Equipped with relative newcomers Shai Hope, Jason Mohammed and Rovman Powell - and allowed mainstays in Devendra Bishoo, Carlos Brathwaite and Shannon Gabriel - Holder will do well to appropriately manage the dynamic of the collective, but not lose his individual ambition - with bat and ball - in the fray. With Andre Russell banned, Holder's all-rounder stocks have certainly increased.
The tourists are smarting from limited-overs and Test series defeat to India late last and earlier this year - and even contrived to lose a couple of matches to Bangladesh prior. While conditions won't be as subcontinent-esque as in Chittagong, Mumbai and surrounds, Antigua won't offer polar opposites.
All too comfortable with a hard ball racing onto - and off - the bat quickly, Jason Roy, Eoin Morgan and company will have to work hard for their runs in North Sound, where the pitch is near infamous for its challenging variables. Joe Root sports a decent amount of experience at this ground, having scored a century and opened the bowling here in 2014's series win.
The absence of Jake Ball and David Willey due to injury might see England toy with affording part-time spinner Root the new ball again. His 17 overs cost a relatively cheap 86 runs - and he snared four wickets - last time. The visitors, too, are without Trevor Bayliss. The head coach has been rested amid a heavy schedule - and assistant coach Paul Farbrace will take charge.
England were convincing enough with the bat in tour matches against the West Indies Cricket Board President's XI and the UWI Vice Chancellor's XI, but it's the bowlers who need to find rhythm and cohesion, soon. Ben Stokes, hot on the heels of his big-money deal at February's Indian Premier League auction, will be vital - particularly his ability to hit the deck hard regardless of flat conditions.

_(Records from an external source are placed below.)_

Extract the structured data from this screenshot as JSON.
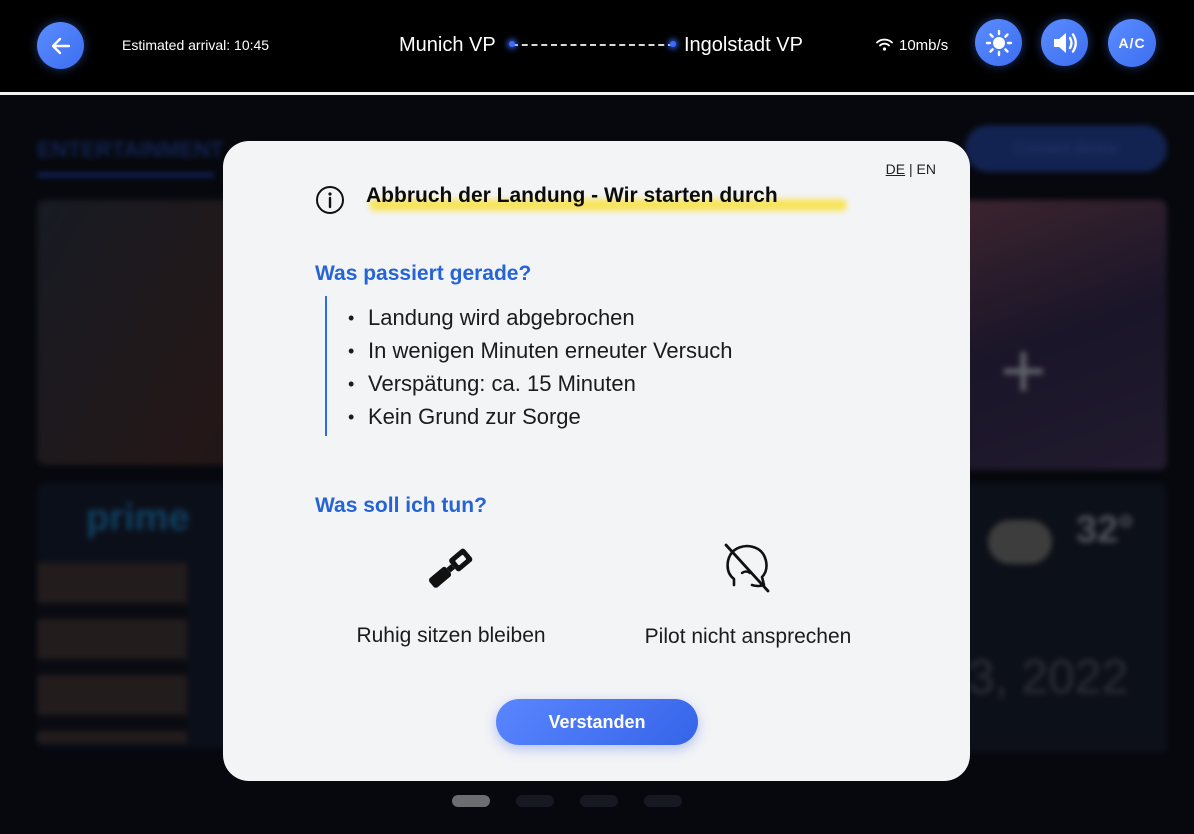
{
  "topbar": {
    "estimated_arrival": "Estimated arrival: 10:45",
    "route_from": "Munich VP",
    "route_to": "Ingolstadt VP",
    "connection_speed": "10mb/s",
    "ac_label": "A/C",
    "icons": [
      "back-arrow-icon",
      "wifi-icon",
      "brightness-icon",
      "volume-icon"
    ]
  },
  "background": {
    "tab_label": "ENTERTAINMENT",
    "connect_label": "Connect device",
    "streaming_logo": "prime",
    "plus_symbol": "+",
    "weather_temp": "32°",
    "date_fragment": "3, 2022"
  },
  "modal": {
    "lang_de": "DE",
    "lang_sep": "|",
    "lang_en": "EN",
    "title": "Abbruch der Landung  - Wir starten durch",
    "section_what_happens": "Was passiert gerade?",
    "bullets": [
      "Landung wird abgebrochen",
      "In wenigen Minuten erneuter Versuch",
      "Verspätung: ca. 15 Minuten",
      "Kein Grund zur Sorge"
    ],
    "bullet_symbol": "•",
    "section_what_to_do": "Was soll ich tun?",
    "action_seat": "Ruhig sitzen bleiben",
    "action_pilot": "Pilot nicht ansprechen",
    "confirm_label": "Verstanden"
  },
  "colors": {
    "accent_blue": "#2563d8",
    "button_blue": "#4a78f5",
    "highlight_yellow": "#f7e45b",
    "modal_bg": "#f3f4f6"
  }
}
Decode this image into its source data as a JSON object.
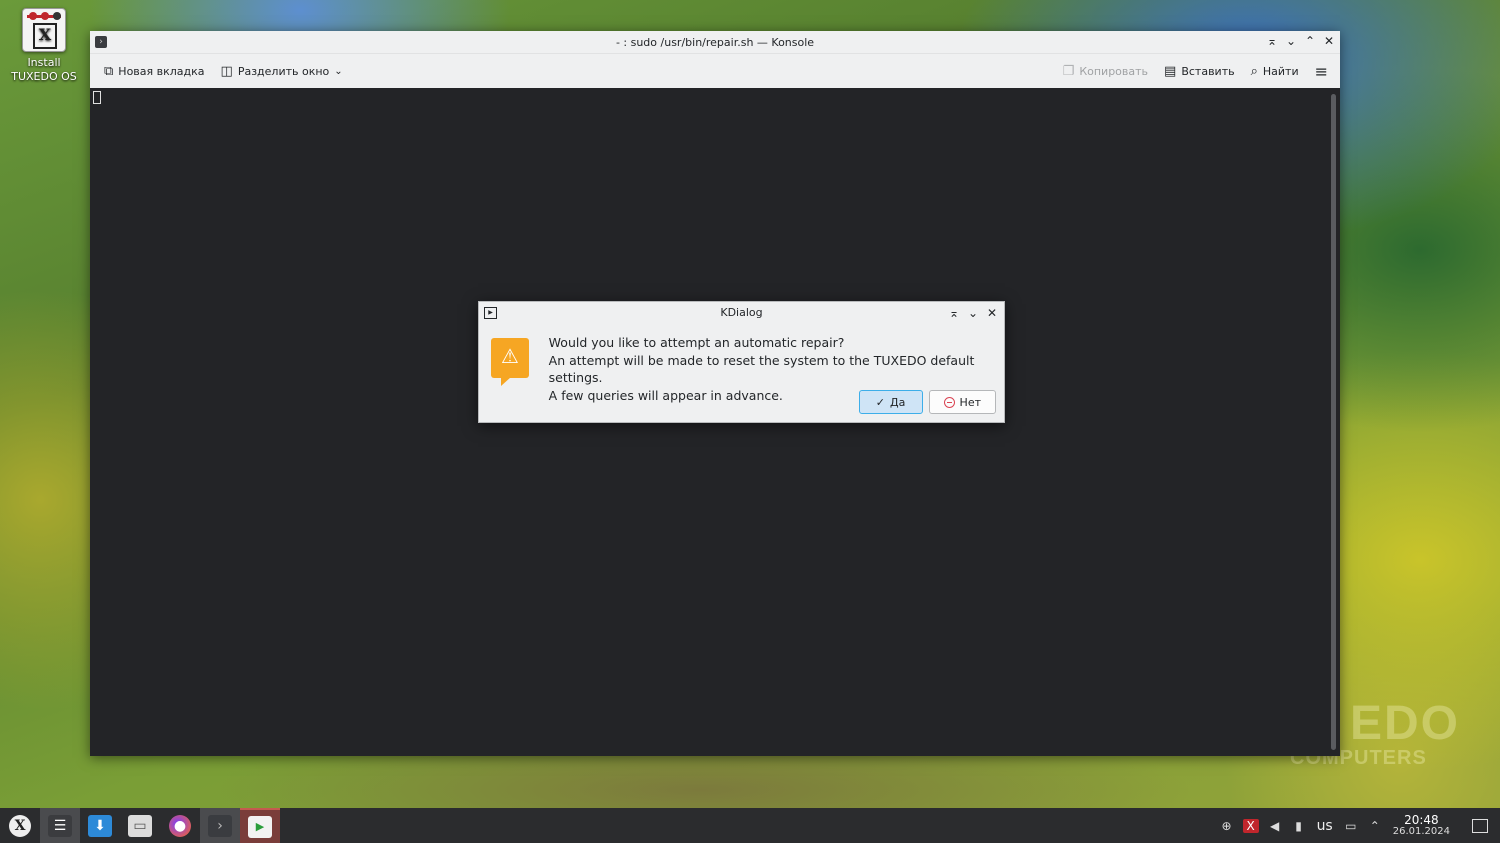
{
  "desktop": {
    "icon_label": "Install TUXEDO OS",
    "watermark_top": "EDO",
    "watermark_bottom": "COMPUTERS"
  },
  "konsole": {
    "title": "- : sudo /usr/bin/repair.sh — Konsole",
    "toolbar": {
      "new_tab": "Новая вкладка",
      "split_view": "Разделить окно",
      "copy": "Копировать",
      "paste": "Вставить",
      "find": "Найти"
    }
  },
  "kdialog": {
    "title": "KDialog",
    "line1": "Would you like to attempt an automatic repair?",
    "line2": "An attempt will be made to reset the system to the TUXEDO default settings.",
    "line3": "A few queries will appear in advance.",
    "yes_label": "Да",
    "no_label": "Нет"
  },
  "taskbar": {
    "keyboard_layout": "us",
    "time": "20:48",
    "date": "26.01.2024"
  },
  "colors": {
    "accent": "#3daee9",
    "warning": "#f6a623",
    "terminal_bg": "#232427",
    "panel_bg": "#2b2c2e"
  },
  "icons": [
    "tuxedo-launcher-icon",
    "settings-icon",
    "store-icon",
    "files-icon",
    "firefox-icon",
    "konsole-icon",
    "media-icon"
  ]
}
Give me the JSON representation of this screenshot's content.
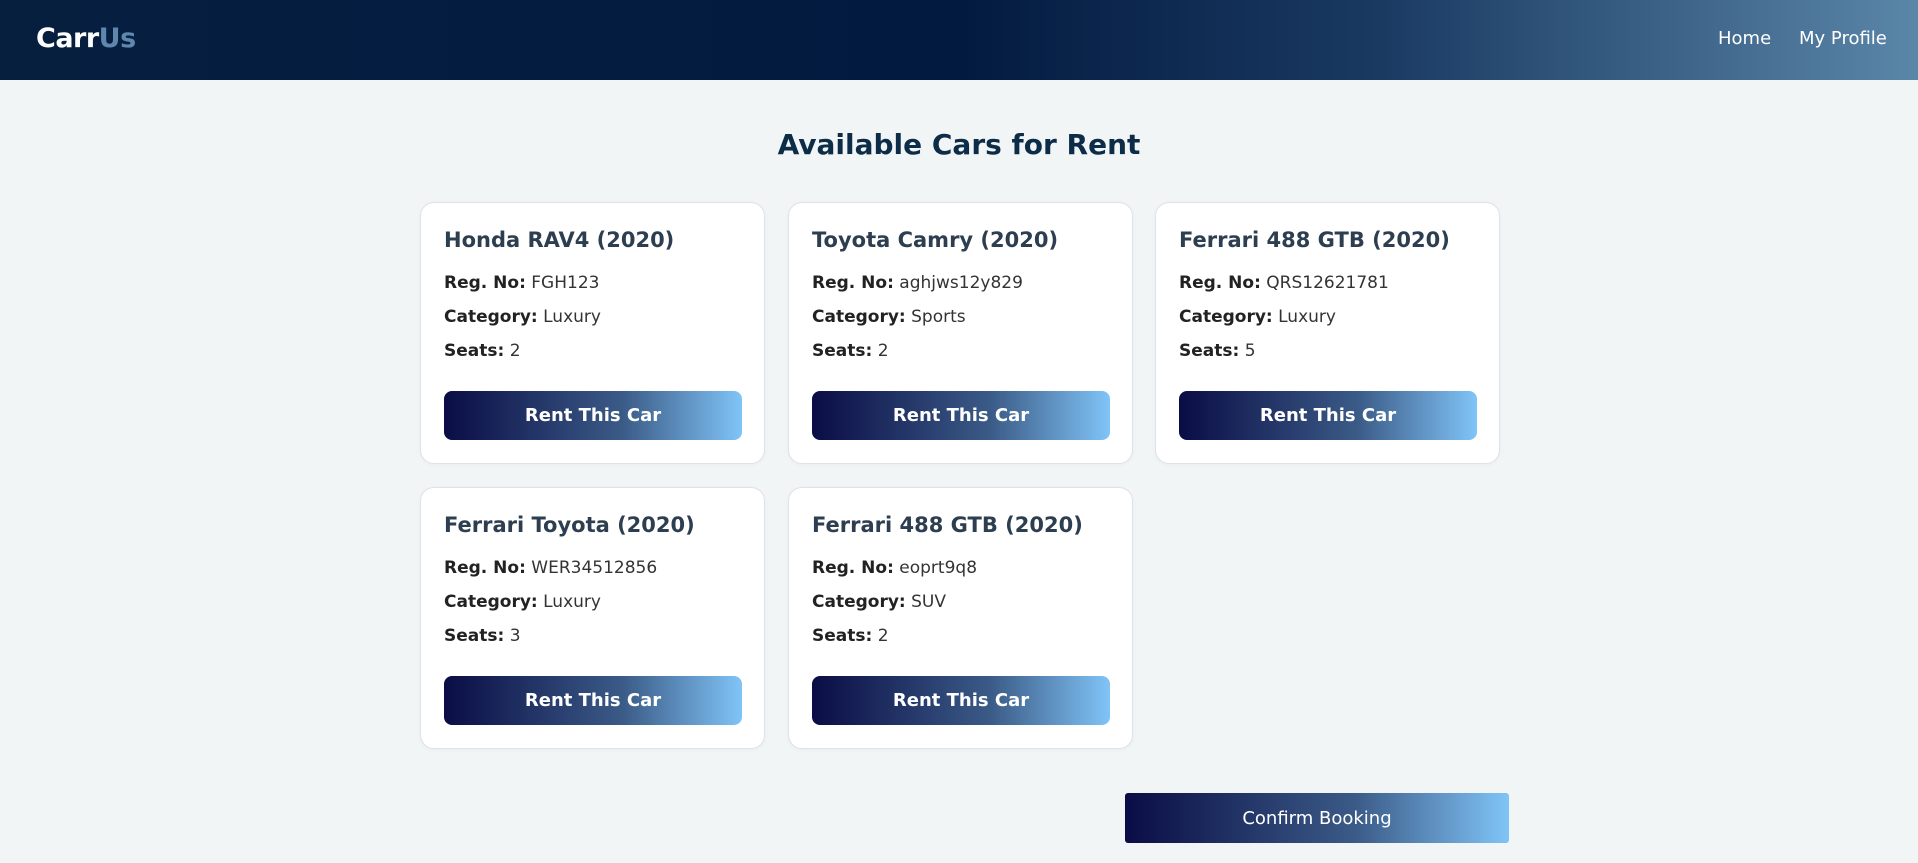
{
  "app": {
    "brand_part1": "Carr",
    "brand_part2": "Us"
  },
  "nav": {
    "home": "Home",
    "profile": "My Profile"
  },
  "page": {
    "title": "Available Cars for Rent"
  },
  "labels": {
    "reg": "Reg. No:",
    "category": "Category:",
    "seats": "Seats:",
    "rent_button": "Rent This Car"
  },
  "cars": [
    {
      "title": "Honda RAV4 (2020)",
      "reg_no": "FGH123",
      "category": "Luxury",
      "seats": "2"
    },
    {
      "title": "Toyota Camry (2020)",
      "reg_no": "aghjws12y829",
      "category": "Sports",
      "seats": "2"
    },
    {
      "title": "Ferrari 488 GTB (2020)",
      "reg_no": "QRS12621781",
      "category": "Luxury",
      "seats": "5"
    },
    {
      "title": "Ferrari Toyota (2020)",
      "reg_no": "WER34512856",
      "category": "Luxury",
      "seats": "3"
    },
    {
      "title": "Ferrari 488 GTB (2020)",
      "reg_no": "eoprt9q8",
      "category": "SUV",
      "seats": "2"
    }
  ],
  "footer": {
    "confirm_button": "Confirm Booking"
  },
  "colors": {
    "nav_dark": "#031a40",
    "nav_light": "#5a86a8",
    "button_start": "#0a0d45",
    "button_end": "#80c4f7",
    "page_bg": "#f1f5f6"
  }
}
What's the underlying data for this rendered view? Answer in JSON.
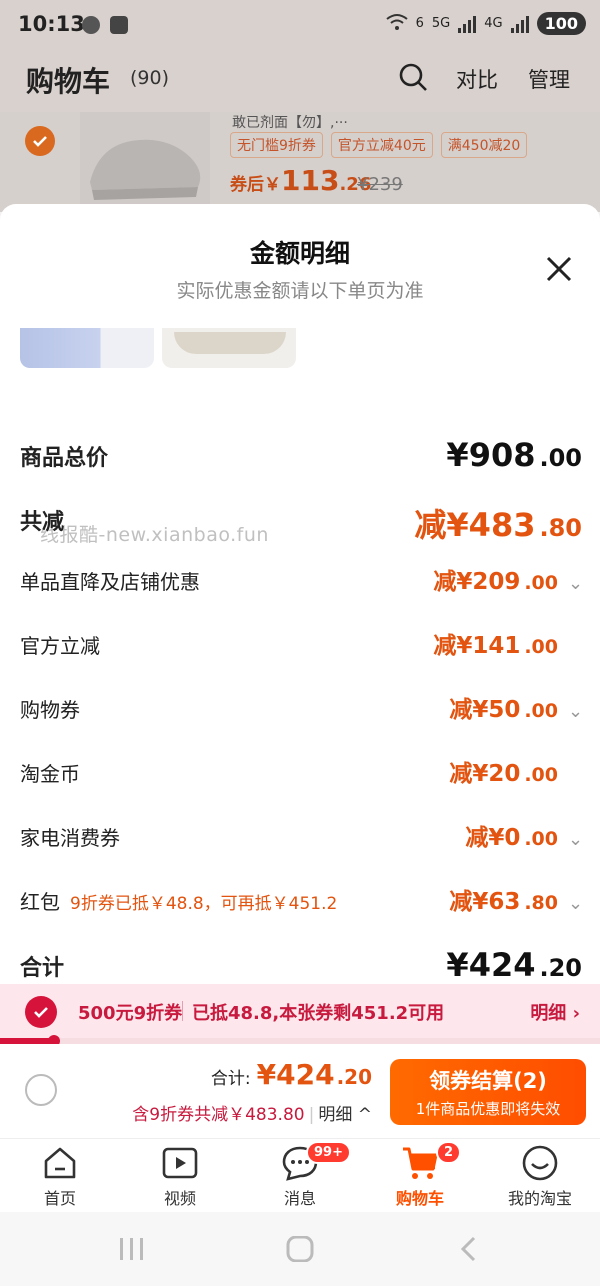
{
  "status_bar": {
    "time": "10:13",
    "net_6": "6",
    "net_5g": "5G",
    "net_4g": "4G",
    "battery": "100"
  },
  "header": {
    "title": "购物车",
    "count": "(90)",
    "compare_label": "对比",
    "manage_label": "管理"
  },
  "behind_product": {
    "title_fragment": "敢已剂面【勿】,···",
    "tags": [
      "无门槛9折券",
      "官方立减40元",
      "满450减20"
    ],
    "after_label": "券后￥",
    "price_int": "113",
    "price_dec": ".26",
    "orig_price": "¥239"
  },
  "sheet": {
    "title": "金额明细",
    "subtitle": "实际优惠金额请以下单页为准",
    "watermark": "线报酷-new.xianbao.fun",
    "rows": [
      {
        "label": "商品总价",
        "amount_int": "¥908",
        "amount_dec": ".00"
      },
      {
        "label": "共减",
        "amount_int": "减¥483",
        "amount_dec": ".80"
      },
      {
        "label": "单品直降及店铺优惠",
        "amount_int": "减¥209",
        "amount_dec": ".00"
      },
      {
        "label": "官方立减",
        "amount_int": "减¥141",
        "amount_dec": ".00"
      },
      {
        "label": "购物券",
        "amount_int": "减¥50",
        "amount_dec": ".00"
      },
      {
        "label": "淘金币",
        "amount_int": "减¥20",
        "amount_dec": ".00"
      },
      {
        "label": "家电消费券",
        "amount_int": "减¥0",
        "amount_dec": ".00"
      },
      {
        "label": "红包",
        "hint": "9折券已抵￥48.8，可再抵￥451.2",
        "amount_int": "减¥63",
        "amount_dec": ".80"
      },
      {
        "label": "合计",
        "amount_int": "¥424",
        "amount_dec": ".20"
      }
    ]
  },
  "coupon_bar": {
    "name": "500元9折券",
    "message": "已抵48.8,本张券剩451.2可用",
    "detail": "明细 ›",
    "progress": 0.09
  },
  "checkout": {
    "total_label": "合计:",
    "total_int": "¥424",
    "total_dec": ".20",
    "saving": "含9折券共减￥483.80",
    "detail": "明细 ^",
    "button": "领券结算(2)",
    "button_sub": "1件商品优惠即将失效"
  },
  "tabs": [
    {
      "label": "首页",
      "icon": "home-icon"
    },
    {
      "label": "视频",
      "icon": "video-icon"
    },
    {
      "label": "消息",
      "icon": "message-icon",
      "badge": "99+"
    },
    {
      "label": "购物车",
      "icon": "cart-icon",
      "badge": "2",
      "active": true
    },
    {
      "label": "我的淘宝",
      "icon": "profile-icon"
    }
  ],
  "colors": {
    "accent": "#e2540f",
    "coupon_red": "#c71a3e",
    "button_orange": "#ff5a00"
  }
}
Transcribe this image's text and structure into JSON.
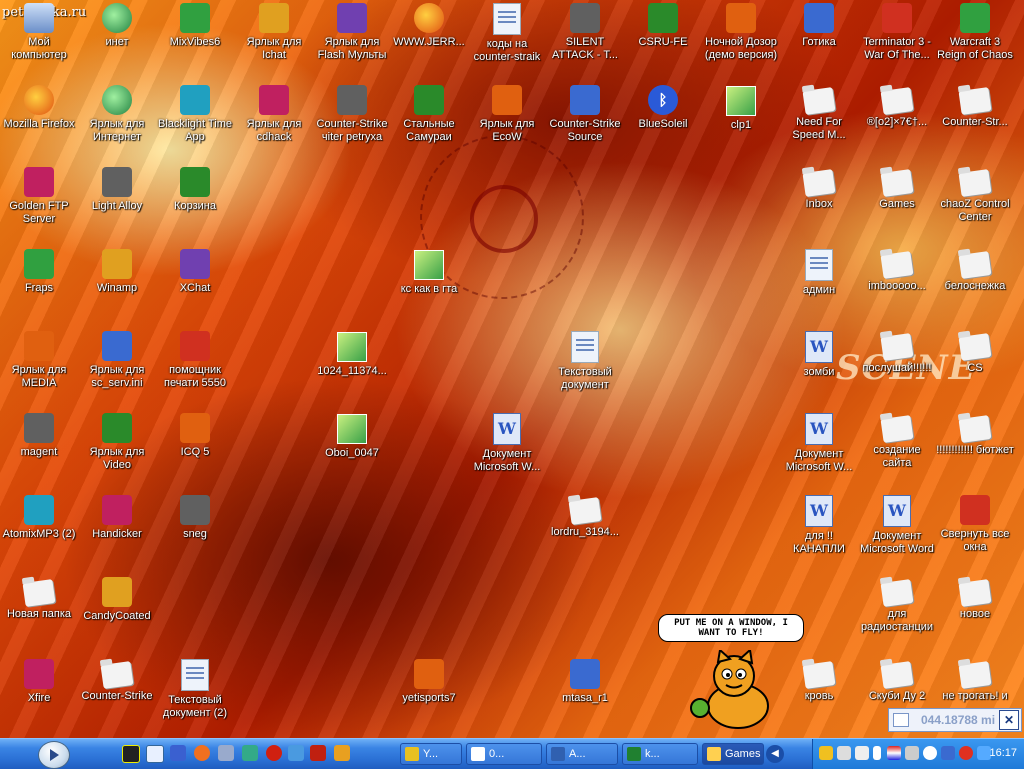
{
  "brand": "petryshka.ru",
  "wallpaper_text": "SCENE",
  "icons": [
    {
      "label": "Мой компьютер",
      "type": "computer"
    },
    {
      "label": "инет",
      "type": "net"
    },
    {
      "label": "MixVibes6",
      "type": "app"
    },
    {
      "label": "Ярлык для Ichat",
      "type": "app"
    },
    {
      "label": "Ярлык для Flash Мульты",
      "type": "app"
    },
    {
      "label": "WWW.JERR...",
      "type": "firefox"
    },
    {
      "label": "коды на counter-straik",
      "type": "doc"
    },
    {
      "label": "SILENT ATTACK - T...",
      "type": "app"
    },
    {
      "label": "CSRU-FE",
      "type": "app"
    },
    {
      "label": "Ночной Дозор (демо версия)",
      "type": "app"
    },
    {
      "label": "Готика",
      "type": "app"
    },
    {
      "label": "Terminator 3 - War Of The...",
      "type": "app"
    },
    {
      "label": "Warcraft 3 Reign of Chaos",
      "type": "app"
    },
    {
      "label": "Mozilla Firefox",
      "type": "firefox"
    },
    {
      "label": "Ярлык для Интернет",
      "type": "net"
    },
    {
      "label": "Blacklight Time App",
      "type": "app"
    },
    {
      "label": "Ярлык для cdhack",
      "type": "app"
    },
    {
      "label": "Counter-Strike чiter petryxa",
      "type": "app"
    },
    {
      "label": "Стальные Самураи",
      "type": "app"
    },
    {
      "label": "Ярлык для EcoW",
      "type": "app"
    },
    {
      "label": "Counter-Strike Source",
      "type": "app"
    },
    {
      "label": "BlueSoleil",
      "type": "bluetooth"
    },
    {
      "label": "clp1",
      "type": "img"
    },
    {
      "label": "Need For Speed M...",
      "type": "folder"
    },
    {
      "label": "®[o2]×7€†...",
      "type": "folder"
    },
    {
      "label": "Counter-Str...",
      "type": "folder"
    },
    {
      "label": "Golden FTP Server",
      "type": "app"
    },
    {
      "label": "Light Alloy",
      "type": "app"
    },
    {
      "label": "Корзина",
      "type": "app"
    },
    {
      "label": "Inbox",
      "type": "folder"
    },
    {
      "label": "Games",
      "type": "folder"
    },
    {
      "label": "chaoZ Control Center",
      "type": "folder"
    },
    {
      "label": "Fraps",
      "type": "app"
    },
    {
      "label": "Winamp",
      "type": "app"
    },
    {
      "label": "XChat",
      "type": "app"
    },
    {
      "label": "кс как в гта",
      "type": "img"
    },
    {
      "label": "админ",
      "type": "doc"
    },
    {
      "label": "imbooooo...",
      "type": "folder"
    },
    {
      "label": "белоснежка",
      "type": "folder"
    },
    {
      "label": "Ярлык для MEDIA",
      "type": "app"
    },
    {
      "label": "Ярлык для sc_serv.ini",
      "type": "app"
    },
    {
      "label": "помощник печати 5550",
      "type": "app"
    },
    {
      "label": "1024_11374...",
      "type": "img"
    },
    {
      "label": "Текстовый документ",
      "type": "doc"
    },
    {
      "label": "зомби",
      "type": "word"
    },
    {
      "label": "послушай!!!!!!",
      "type": "folder"
    },
    {
      "label": "CS",
      "type": "folder"
    },
    {
      "label": "magent",
      "type": "app"
    },
    {
      "label": "Ярлык для Video",
      "type": "app"
    },
    {
      "label": "ICQ 5",
      "type": "app"
    },
    {
      "label": "Oboi_0047",
      "type": "img"
    },
    {
      "label": "Документ Microsoft W...",
      "type": "word"
    },
    {
      "label": "Документ Microsoft W...",
      "type": "word"
    },
    {
      "label": "создание сайта",
      "type": "folder"
    },
    {
      "label": "!!!!!!!!!!!! бютжет",
      "type": "folder"
    },
    {
      "label": "AtomixMP3 (2)",
      "type": "app"
    },
    {
      "label": "Handicker",
      "type": "app"
    },
    {
      "label": "sneg",
      "type": "app"
    },
    {
      "label": "lordru_3194...",
      "type": "folder"
    },
    {
      "label": "для !! КАНАПЛИ",
      "type": "word"
    },
    {
      "label": "Документ Microsoft Word",
      "type": "word"
    },
    {
      "label": "Свернуть все окна",
      "type": "app"
    },
    {
      "label": "Новая папка",
      "type": "folder"
    },
    {
      "label": "CandyCoated",
      "type": "app"
    },
    {
      "label": "для радиостанции",
      "type": "folder"
    },
    {
      "label": "новое",
      "type": "folder"
    },
    {
      "label": "Xfire",
      "type": "app"
    },
    {
      "label": "Counter-Strike",
      "type": "folder"
    },
    {
      "label": "Текстовый документ (2)",
      "type": "doc"
    },
    {
      "label": "yetisports7",
      "type": "app"
    },
    {
      "label": "mtasa_r1",
      "type": "app"
    },
    {
      "label": "кровь",
      "type": "folder"
    },
    {
      "label": "Скуби Ду 2",
      "type": "folder"
    },
    {
      "label": "не трогать! и",
      "type": "folder"
    }
  ],
  "cat_bubble": "PUT ME ON A WINDOW, I WANT TO FLY!",
  "tray_popup": {
    "text": "044.18788 mi",
    "close": "✕"
  },
  "taskbar": {
    "tasks": [
      {
        "label": "Y...",
        "color": "#e8c020"
      },
      {
        "label": "0...",
        "color": "#ffffff"
      },
      {
        "label": "A...",
        "color": "#3060b0"
      },
      {
        "label": "k...",
        "color": "#208030"
      },
      {
        "label": "Games",
        "color": "#ffd050"
      }
    ],
    "clock": "16:17"
  }
}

Blessed with a veritable plethora of wicketkeeper-batsmen in Jonny Bairstow, Sam Billings and Jos Buttler, trimming two - and finding space for leg-spinning all-rounder Adil Rashid - is a welcome selection headache for the visiting side. Each of Billings, Bairstow and Buttler, of course, are solid enough to play as specialist batsman.
Verdict: England, 7/20
A touch too much upheaval in direction and selection - and a characteristic lack of positive consistency - will hamper the Windies in the series opener before they, hopefully, turn it around in matches two and three. A twisted dichotomy of West Indies losing, rather than England winning, effectively awaits.
Value bet: A hundred to be scored in the match: Yes 8/10
The Sir Vivian Richards Stadium has hosted 13 ODIs, which have yielded eight centuries - and three 90-odds. Root and Buttler have both gone big here and, if not one of them, Billings, Morgan, Roy or Moeen Ali likely will. Ali - with his nudging, nurdling and ground stroke play seems the most fitting - rather than the other big-hitters.